happens in their life you realise that it’s not such a good thing. So much so that maybe it shouldn’t continue.” Surveying this gentle giant up close makes you aware that he’s clearly still close to racing form, with his muscle and tone very visible – yet these days he does little more than placidly trip-trap about town, have a mad five minutes sliding about on Claire’s laminate floor, or found sleeping. Let him off the lead though and (tattoos for confirmation, or not) the racer truly rises. It’s then that you can see the winner in him – from a standingstart galloping away, and quite literally like a horse in sound as he thunders back past you. “To see this is fantastic. And that he’s doing it because he wants to – and it’s fun – and not being made to.” And this he does for four laps until he has to have a lie down, and only then is he ready to think about walking home. But just before I too make a move home, Claire shows

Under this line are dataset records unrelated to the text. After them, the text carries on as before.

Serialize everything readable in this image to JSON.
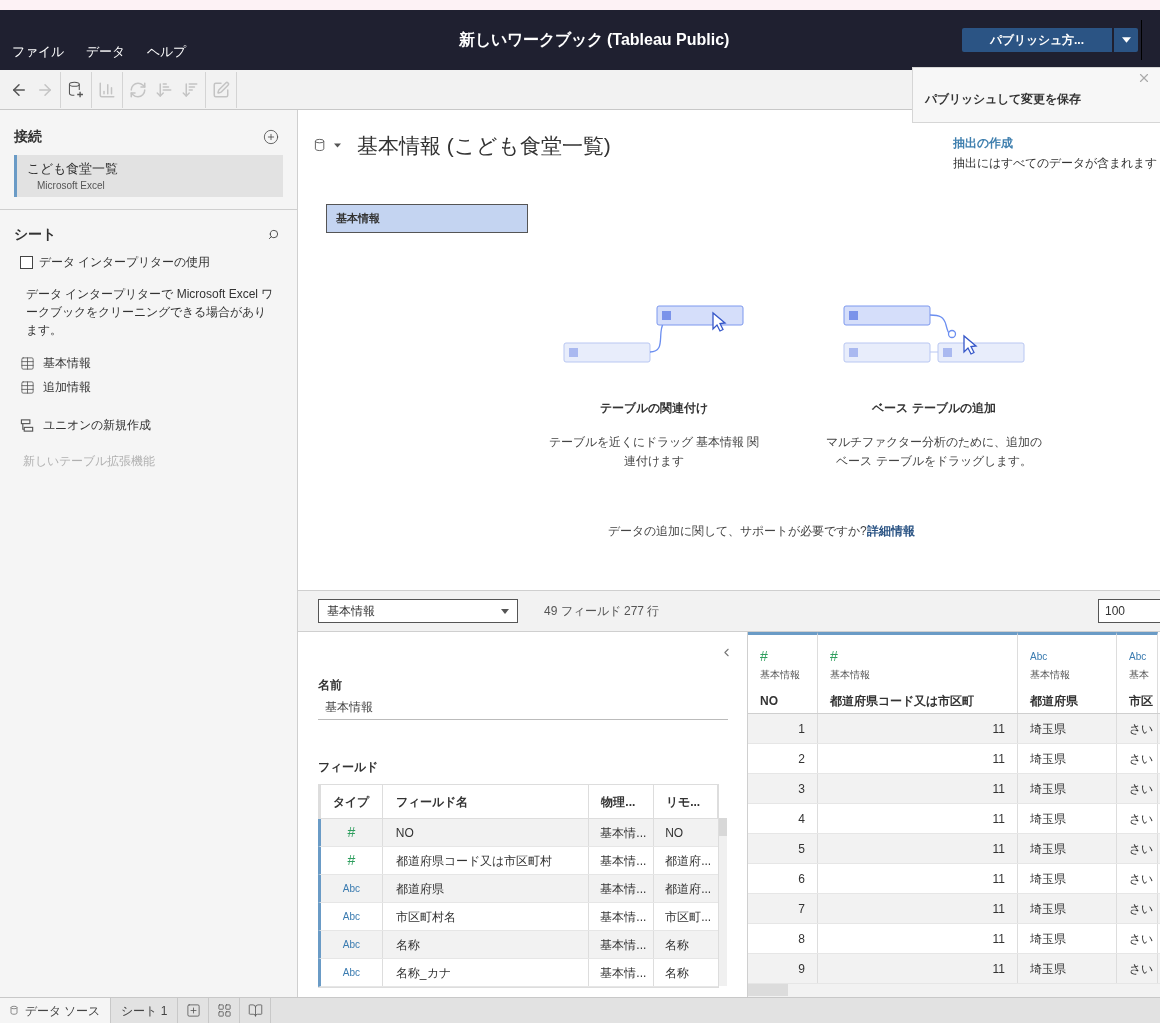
{
  "window": {
    "title": "新しいワークブック (Tableau Public)"
  },
  "menu": [
    "ファイル",
    "データ",
    "ヘルプ"
  ],
  "publish": {
    "label": "パブリッシュ方...",
    "tooltip": "パブリッシュして変更を保存"
  },
  "toolbar_groups": [
    {
      "tools": [
        {
          "kind": "back",
          "disabled": false
        },
        {
          "kind": "forward",
          "disabled": true
        }
      ]
    },
    {
      "tools": [
        {
          "kind": "add-data",
          "disabled": false
        }
      ]
    },
    {
      "tools": [
        {
          "kind": "chart",
          "disabled": true
        }
      ]
    },
    {
      "tools": [
        {
          "kind": "swap",
          "disabled": true
        },
        {
          "kind": "sort-asc",
          "disabled": true
        },
        {
          "kind": "sort-desc",
          "disabled": true
        }
      ]
    },
    {
      "tools": [
        {
          "kind": "pen",
          "disabled": true
        }
      ]
    }
  ],
  "sidebar": {
    "connections_title": "接続",
    "connections": [
      {
        "name": "こども食堂一覧",
        "type": "Microsoft Excel",
        "selected": true
      }
    ],
    "sheets_title": "シート",
    "interpreter": {
      "label": "データ インタープリターの使用",
      "checked": false
    },
    "interpreter_note": "データ インタープリターで Microsoft Excel ワークブックをクリーニングできる場合があります。",
    "items": [
      {
        "kind": "table",
        "label": "基本情報",
        "disabled": false
      },
      {
        "kind": "table",
        "label": "追加情報",
        "disabled": false
      },
      {
        "kind": "union",
        "label": "ユニオンの新規作成",
        "disabled": false
      },
      {
        "kind": "extension",
        "label": "新しいテーブル拡張機能",
        "disabled": true
      }
    ]
  },
  "canvas": {
    "title": "基本情報 (こども食堂一覧)",
    "extract_link": "抽出の作成",
    "extract_note": "抽出にはすべてのデータが含まれます",
    "table_pill": "基本情報",
    "hints": [
      {
        "kind": "relate",
        "title": "テーブルの関連付け",
        "text": "テーブルを近くにドラッグ 基本情報 関連付けます"
      },
      {
        "kind": "base",
        "title": "ベース テーブルの追加",
        "text": "マルチファクター分析のために、追加のベース テーブルをドラッグします。"
      }
    ],
    "help_text": "データの追加に関して、サポートが必要ですか?",
    "help_link": "詳細情報"
  },
  "data_bar": {
    "table_select": "基本情報",
    "counts": "49 フィールド 277 行",
    "rows_field": "100"
  },
  "metadata": {
    "name_label": "名前",
    "name_value": "基本情報",
    "fields_label": "フィールド",
    "columns": [
      "タイプ",
      "フィールド名",
      "物理...",
      "リモ..."
    ],
    "rows": [
      {
        "kind": "number",
        "type": "#",
        "name": "NO",
        "physical": "基本情...",
        "remote": "NO"
      },
      {
        "kind": "number",
        "type": "#",
        "name": "都道府県コード又は市区町村",
        "physical": "基本情...",
        "remote": "都道府..."
      },
      {
        "kind": "string",
        "type": "Abc",
        "name": "都道府県",
        "physical": "基本情...",
        "remote": "都道府..."
      },
      {
        "kind": "string",
        "type": "Abc",
        "name": "市区町村名",
        "physical": "基本情...",
        "remote": "市区町..."
      },
      {
        "kind": "string",
        "type": "Abc",
        "name": "名称",
        "physical": "基本情...",
        "remote": "名称"
      },
      {
        "kind": "string",
        "type": "Abc",
        "name": "名称_カナ",
        "physical": "基本情...",
        "remote": "名称"
      }
    ]
  },
  "grid": {
    "columns": [
      {
        "kind": "number",
        "type": "#",
        "source": "基本情報",
        "name": "NO"
      },
      {
        "kind": "number",
        "type": "#",
        "source": "基本情報",
        "name": "都道府県コード又は市区町"
      },
      {
        "kind": "string",
        "type": "Abc",
        "source": "基本情報",
        "name": "都道府県"
      },
      {
        "kind": "string",
        "type": "Abc",
        "source": "基本",
        "name": "市区"
      }
    ],
    "rows": [
      [
        "1",
        "11",
        "埼玉県",
        "さい"
      ],
      [
        "2",
        "11",
        "埼玉県",
        "さい"
      ],
      [
        "3",
        "11",
        "埼玉県",
        "さい"
      ],
      [
        "4",
        "11",
        "埼玉県",
        "さい"
      ],
      [
        "5",
        "11",
        "埼玉県",
        "さい"
      ],
      [
        "6",
        "11",
        "埼玉県",
        "さい"
      ],
      [
        "7",
        "11",
        "埼玉県",
        "さい"
      ],
      [
        "8",
        "11",
        "埼玉県",
        "さい"
      ],
      [
        "9",
        "11",
        "埼玉県",
        "さい"
      ]
    ]
  },
  "bottom_tabs": [
    {
      "kind": "data-source",
      "label": "データ ソース",
      "selected": true
    },
    {
      "kind": "sheet",
      "label": "シート 1",
      "selected": false
    }
  ],
  "bottom_actions": [
    {
      "kind": "new-sheet"
    },
    {
      "kind": "new-dashboard"
    },
    {
      "kind": "new-story"
    }
  ]
}
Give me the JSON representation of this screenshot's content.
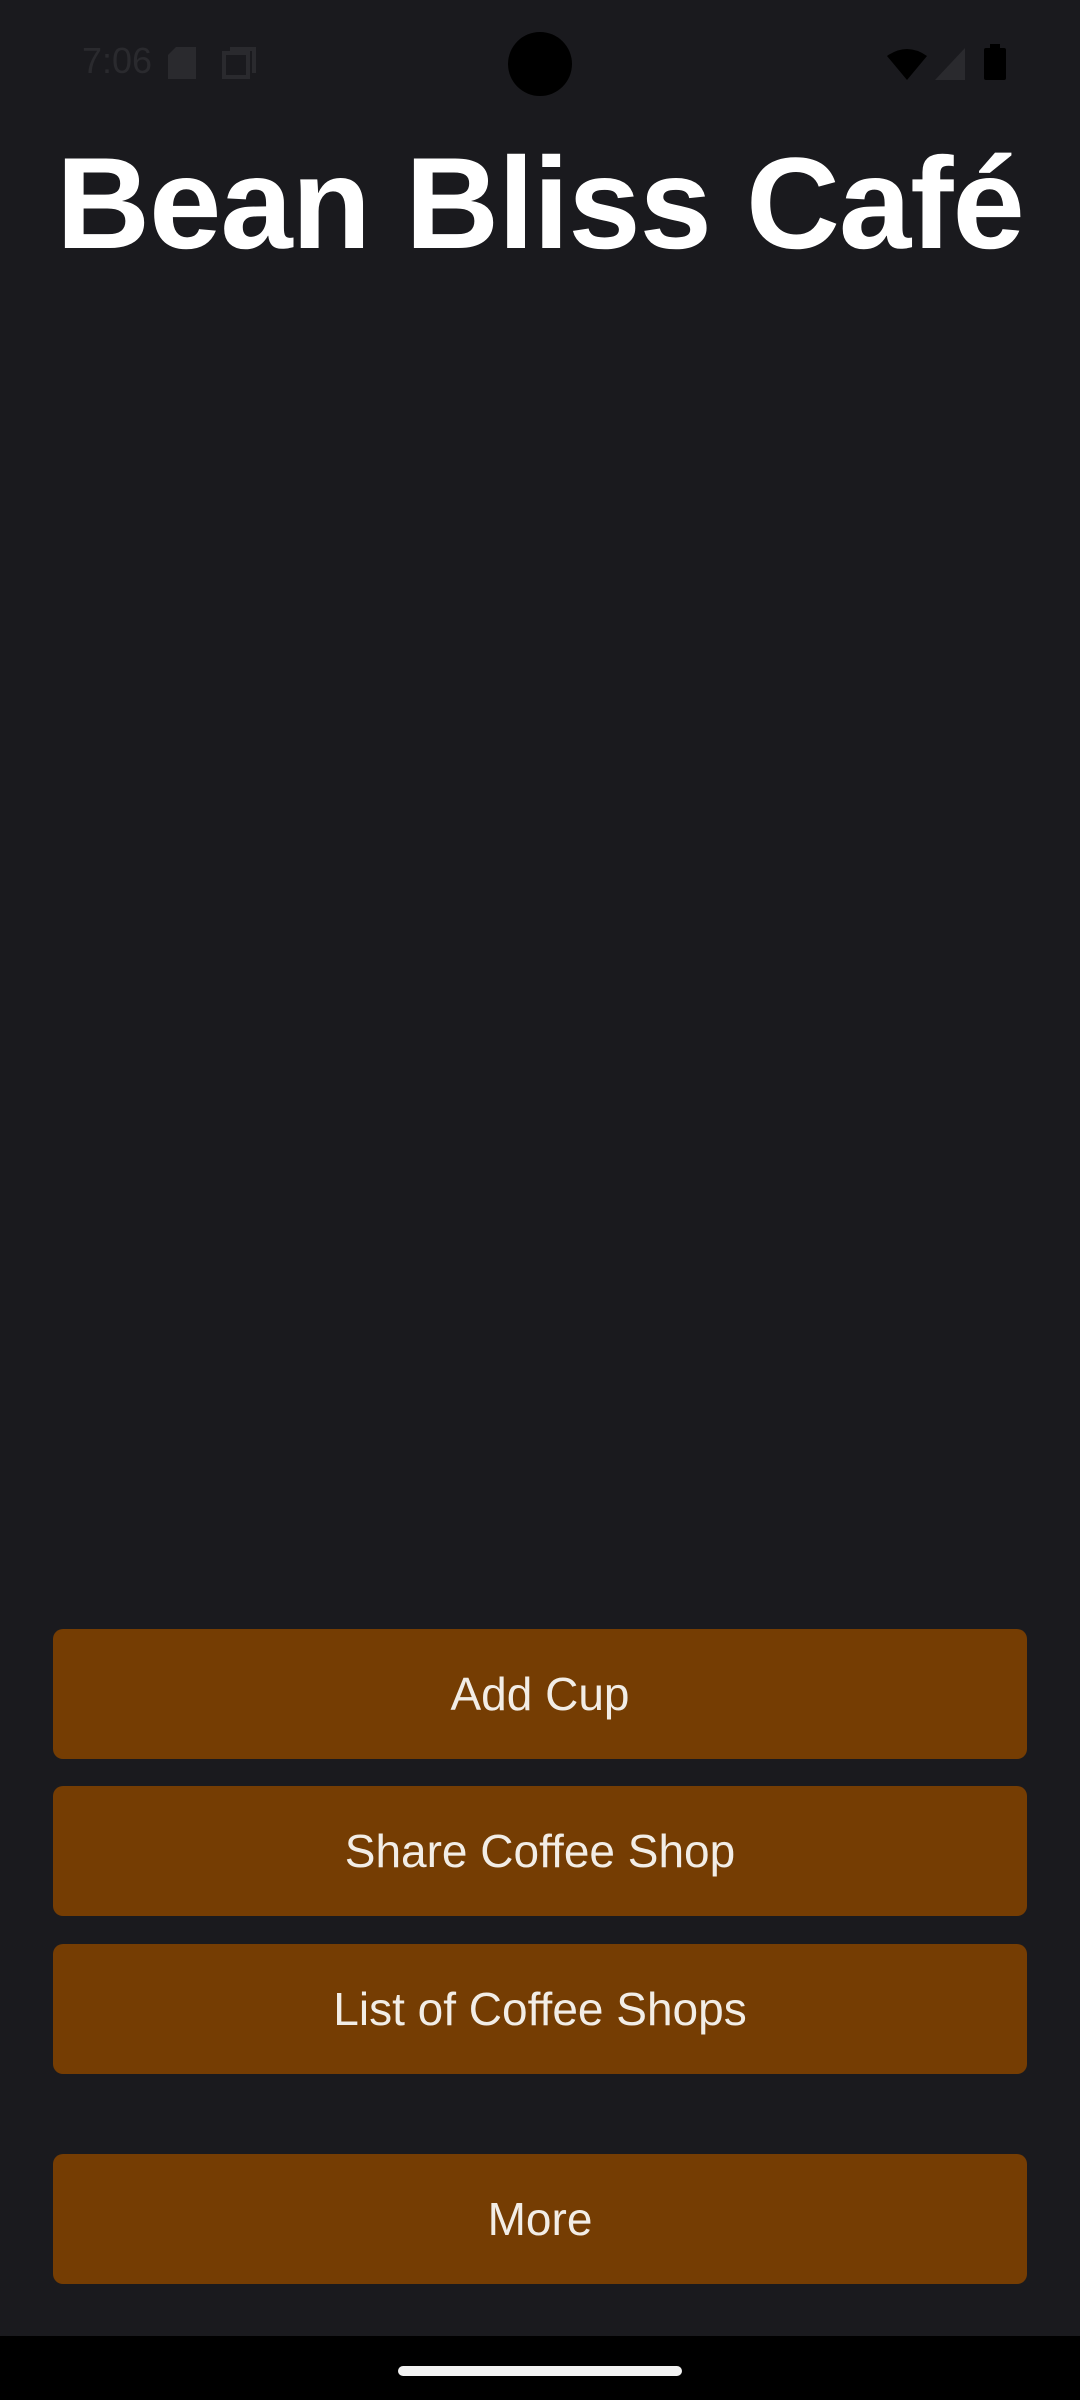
{
  "status_bar": {
    "time": "7:06",
    "icons": [
      "sd-card-icon",
      "screenshot-icon",
      "wifi-icon",
      "signal-icon",
      "battery-icon"
    ]
  },
  "app": {
    "title": "Bean Bliss Café"
  },
  "buttons": {
    "add_cup": "Add Cup",
    "share_shop": "Share Coffee Shop",
    "list_shops": "List of Coffee Shops",
    "more": "More"
  },
  "colors": {
    "background": "#1a1a1e",
    "button": "#753d03",
    "button_text": "#f2ede6",
    "title": "#ffffff"
  }
}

me a few snaps of Archie on her phone. “He’s a complete love affair: I have more photos on my phone of him than my children.” The one of him on the sofa, another surrounded by his own cuddly toys, and one of him being fed treats, suggest Ludlow life is more than a million miles away from Ireland and the racing traps of Killkenny, Galway, Harolds Cross, and Shelbourne Park. Of course not all race retirements are as fortunate as Ludlow’s resident ex-racer – but thankfully there’s a tireless few out there fighting their corner. As well as nearby Roden Dogs Trust, doing their re-homing bit, we couldn’t really conclude this tale without raising awareness of The Greyhound Rescue – who, in the past 12 months alone has homed over 500 dogs. Thinking of homing a hound, or would like to donate or fundraise? Give them a call: 07000 785 092 or go online: grwe.com.
Published on Apr 23, 2014
24-page hyperlocal newspaper all about Ludlow, Shropshire – past and present – with columns, short stories and larger cover features encapsu...